|Michael A. Maynez|
Has Honore de Balzac come into vogue with screenwriters? Here we have a tremendous contrast in movie making. The recent Balzac novella turned film, “Passion In The Dessert” is so far removed from “Cousin Bette” and more in keeping with the Paris that was Balzac’s real territory. Director Des McAnuff has captured the essence of the whole Balzac story with a light hearted touch and still has managed to give us some small bitter pills of drama to swallow.
Jessica Lange in the titled role does Bette to the hilt. She is the poor relative that has to cater to her Cousin, Geraldine Chaplin, in a minor role, in which dies right at the beginning, leaving the responsibility of having Bette bring up her family. They live in a palatial estate, in which she is still the poor relative. She had promised her cousin that she would take care of them, ALL OF THEM. We don’t know how true that will come to be. She makes them pay for treating her like a servant.

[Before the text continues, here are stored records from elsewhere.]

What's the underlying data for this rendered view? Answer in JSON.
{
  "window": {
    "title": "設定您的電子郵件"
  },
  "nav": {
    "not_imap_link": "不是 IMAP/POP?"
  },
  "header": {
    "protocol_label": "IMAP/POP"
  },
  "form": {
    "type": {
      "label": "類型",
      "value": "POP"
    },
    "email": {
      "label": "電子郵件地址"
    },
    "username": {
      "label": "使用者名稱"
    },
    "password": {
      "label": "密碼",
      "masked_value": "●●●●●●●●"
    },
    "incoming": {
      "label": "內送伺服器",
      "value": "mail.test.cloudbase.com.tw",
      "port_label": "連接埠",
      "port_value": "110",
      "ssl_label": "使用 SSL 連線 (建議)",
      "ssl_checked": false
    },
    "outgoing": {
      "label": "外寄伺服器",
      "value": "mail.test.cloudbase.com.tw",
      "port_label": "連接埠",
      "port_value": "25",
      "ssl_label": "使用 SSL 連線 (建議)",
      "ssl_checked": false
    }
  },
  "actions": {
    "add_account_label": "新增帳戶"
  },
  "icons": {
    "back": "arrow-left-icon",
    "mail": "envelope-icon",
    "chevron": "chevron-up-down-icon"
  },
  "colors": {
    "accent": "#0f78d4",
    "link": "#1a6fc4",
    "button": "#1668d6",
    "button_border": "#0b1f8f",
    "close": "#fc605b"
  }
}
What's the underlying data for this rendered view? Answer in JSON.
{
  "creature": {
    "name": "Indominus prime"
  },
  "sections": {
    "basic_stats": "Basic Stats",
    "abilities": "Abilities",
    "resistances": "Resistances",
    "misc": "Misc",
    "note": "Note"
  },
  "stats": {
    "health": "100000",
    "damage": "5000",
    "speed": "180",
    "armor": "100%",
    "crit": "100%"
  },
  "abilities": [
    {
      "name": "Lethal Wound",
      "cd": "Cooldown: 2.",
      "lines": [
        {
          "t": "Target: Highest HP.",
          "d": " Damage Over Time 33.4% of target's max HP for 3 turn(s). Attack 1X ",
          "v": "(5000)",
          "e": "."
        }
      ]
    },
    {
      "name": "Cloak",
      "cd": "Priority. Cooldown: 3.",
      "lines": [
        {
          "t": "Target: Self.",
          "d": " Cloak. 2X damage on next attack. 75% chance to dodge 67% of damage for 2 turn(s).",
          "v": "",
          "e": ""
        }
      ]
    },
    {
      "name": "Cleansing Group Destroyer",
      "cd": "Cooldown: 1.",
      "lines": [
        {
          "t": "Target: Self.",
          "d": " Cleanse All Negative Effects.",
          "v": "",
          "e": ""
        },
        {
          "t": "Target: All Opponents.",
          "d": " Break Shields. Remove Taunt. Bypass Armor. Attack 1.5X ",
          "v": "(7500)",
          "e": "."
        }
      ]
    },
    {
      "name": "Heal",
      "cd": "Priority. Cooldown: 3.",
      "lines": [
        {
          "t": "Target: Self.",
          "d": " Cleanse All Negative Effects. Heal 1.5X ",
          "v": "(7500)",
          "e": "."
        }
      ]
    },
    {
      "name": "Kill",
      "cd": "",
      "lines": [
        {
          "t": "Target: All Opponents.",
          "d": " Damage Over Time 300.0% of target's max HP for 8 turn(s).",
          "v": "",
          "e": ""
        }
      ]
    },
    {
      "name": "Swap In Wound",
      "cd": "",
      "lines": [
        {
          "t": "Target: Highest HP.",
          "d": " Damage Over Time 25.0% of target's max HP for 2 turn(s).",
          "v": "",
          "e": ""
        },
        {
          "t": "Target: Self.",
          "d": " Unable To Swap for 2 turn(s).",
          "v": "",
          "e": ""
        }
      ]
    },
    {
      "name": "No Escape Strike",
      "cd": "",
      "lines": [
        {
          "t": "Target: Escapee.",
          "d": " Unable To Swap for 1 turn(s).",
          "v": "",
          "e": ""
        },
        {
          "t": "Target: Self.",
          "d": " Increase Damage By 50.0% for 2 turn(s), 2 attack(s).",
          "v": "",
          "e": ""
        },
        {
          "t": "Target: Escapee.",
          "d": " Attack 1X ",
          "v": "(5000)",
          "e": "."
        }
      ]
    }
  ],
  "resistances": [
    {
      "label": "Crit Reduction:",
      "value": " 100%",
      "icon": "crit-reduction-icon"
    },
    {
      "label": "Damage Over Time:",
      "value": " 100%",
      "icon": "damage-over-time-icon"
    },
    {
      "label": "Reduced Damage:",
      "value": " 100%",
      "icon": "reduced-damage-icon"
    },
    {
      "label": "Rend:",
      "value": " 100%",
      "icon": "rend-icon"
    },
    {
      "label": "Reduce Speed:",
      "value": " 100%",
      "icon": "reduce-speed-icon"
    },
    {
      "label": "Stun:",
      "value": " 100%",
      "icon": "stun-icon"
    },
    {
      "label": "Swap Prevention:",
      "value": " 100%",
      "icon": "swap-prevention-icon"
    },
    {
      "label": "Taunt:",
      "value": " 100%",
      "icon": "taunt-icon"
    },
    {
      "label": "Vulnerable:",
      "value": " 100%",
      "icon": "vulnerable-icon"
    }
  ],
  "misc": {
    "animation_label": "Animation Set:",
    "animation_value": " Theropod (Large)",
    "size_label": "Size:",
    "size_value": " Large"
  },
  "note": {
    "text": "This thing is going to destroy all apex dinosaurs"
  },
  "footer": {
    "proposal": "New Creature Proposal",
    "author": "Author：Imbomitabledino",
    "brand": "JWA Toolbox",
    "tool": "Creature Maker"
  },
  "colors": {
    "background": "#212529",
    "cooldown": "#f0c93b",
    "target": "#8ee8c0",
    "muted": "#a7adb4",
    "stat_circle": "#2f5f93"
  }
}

Elisabeth Shue plays a music hall artiste and befriends Cousin Bette, because she designs and makes delightful costumes for her. Some a bit risqué, exposing Shue’s derriere in an angel’s costume. The philandering ways of the father and son involved in amorous liaisons with the cabaret singer are only complicated, when the sculptor that Cousin Bette has nursed back to health fall in love with the Hector’s daughter, Hortense played by Kelly MacDonald in a vacuous way. The sculptor, played by Aden Young, not only marries Hortense, but winds up being a third party to the father son affair with Elizabeth Shue. It is Hugh Laurie as Hector who creates a vivid characterization. Bob Hoskins as Crevel proves that friendship can be strong, even though he values money above everything.
The ensemble playing by the whole cast is a treat, even though Des McAnuff has taken quite a few liberties with Balzac original intent and text. Jessica Lange and Elizabeth Shue, make the Paris of 1846 sparkle with great fireworks and all this before the French Revolution.
20th Century Fox / Fox Searchlight Pictures
Directed by ------------- Des McAnuff
Produced by ------------ Sarah Radclyffe
Camera by -------------- Andrzej Sekula
Production Design by -- Hugo Luczyc-Wyhowski
Costume Design by ---- Gabriella Pescucci
Film Editing by --------- Tariq Anwar, Barry Alexander Brown
Written by -------------- Lynn Siefert, Susan Tarr
Based on novel by Honoré de Balzac
Rated R for sexuality